Tuesday, June 09, 2020

Late 70s concept art of USS Long Beach (CGN-9) rebuilt as a prototype for the Strike Cruiser

via Reddit

In the late 1970s, DARPA had proposed a new warship concept to the US Navy - the Strike Cruiser (CSGN). Its design was an evolution of the California and Virginia class nuclear-powered cruisers (originally classified as frigates), and was created as a response to the Soviet Kirov class cruisers.

The 17,000t ship would've been equipped with Aegis combat system, a pair of twin-arm Mk26 missile launchers (for Standard and ASROC missiles), four quad launchers for the Harpoon anti-ship missiles, eight Tomahawk land attack and anti-ship cruise missiles, and would mount the Mark 71 8-inch gun. For ASW, planned were both the hull-mounted and towed sonar systems, torpedo tubes, and a pair of LAMPS helicopters.

In 1976, the cost of a single ship was estimated at $1.37 billion and the ship was to be completed in December 1983. At that time the cost of a nuclear carrier was approximately $3 billion. A prototype was also proposed in the form of an extensively rebuilt USS Long Beach, with the same weapons and systems, at a cost of $800 million. US Congress didn't have much interest in these proposals, and instead opted out for a proposal to put Aegis on the hull of a Spruance class destroyer, which was then reclassified as a cruiser - the Ticonderoga class.

Two more proposals for a Strike Cruiser had emerged afterwards. One was to build Harrier-capable "aviation cruiser" similar to the Kirov class, and another was CGN-42, a derivative of the Virginia class CGN equipped with Aegis, but neither proposal was accepted.

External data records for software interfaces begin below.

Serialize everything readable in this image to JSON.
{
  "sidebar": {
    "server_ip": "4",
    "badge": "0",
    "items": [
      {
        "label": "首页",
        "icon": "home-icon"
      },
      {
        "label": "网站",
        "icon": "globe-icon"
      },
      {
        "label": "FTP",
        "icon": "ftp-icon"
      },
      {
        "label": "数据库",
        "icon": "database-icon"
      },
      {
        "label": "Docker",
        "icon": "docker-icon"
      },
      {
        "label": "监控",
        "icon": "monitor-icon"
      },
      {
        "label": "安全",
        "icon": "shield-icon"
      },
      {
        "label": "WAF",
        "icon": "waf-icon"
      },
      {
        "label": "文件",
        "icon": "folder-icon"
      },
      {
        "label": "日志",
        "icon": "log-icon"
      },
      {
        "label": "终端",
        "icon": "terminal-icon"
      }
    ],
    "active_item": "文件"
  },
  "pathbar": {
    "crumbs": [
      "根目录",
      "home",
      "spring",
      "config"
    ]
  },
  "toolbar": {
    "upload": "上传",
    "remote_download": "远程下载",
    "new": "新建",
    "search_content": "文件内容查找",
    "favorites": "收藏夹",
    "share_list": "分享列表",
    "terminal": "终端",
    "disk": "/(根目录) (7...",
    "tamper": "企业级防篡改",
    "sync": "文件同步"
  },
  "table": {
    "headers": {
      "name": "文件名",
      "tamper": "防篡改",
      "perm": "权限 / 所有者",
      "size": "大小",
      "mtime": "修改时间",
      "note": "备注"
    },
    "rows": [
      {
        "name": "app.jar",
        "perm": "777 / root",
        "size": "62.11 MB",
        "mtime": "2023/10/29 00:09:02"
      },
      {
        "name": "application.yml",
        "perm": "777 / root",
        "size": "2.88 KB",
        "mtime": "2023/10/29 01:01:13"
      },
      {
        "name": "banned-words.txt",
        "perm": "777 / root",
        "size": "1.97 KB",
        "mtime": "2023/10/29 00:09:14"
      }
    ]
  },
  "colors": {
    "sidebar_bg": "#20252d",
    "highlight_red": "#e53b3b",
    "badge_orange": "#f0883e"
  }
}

Here is an interesting article on the Strike Cruiser concept, from Norman Polmar

No comments :

Post a Comment

Note: Only a member of this blog may post a comment.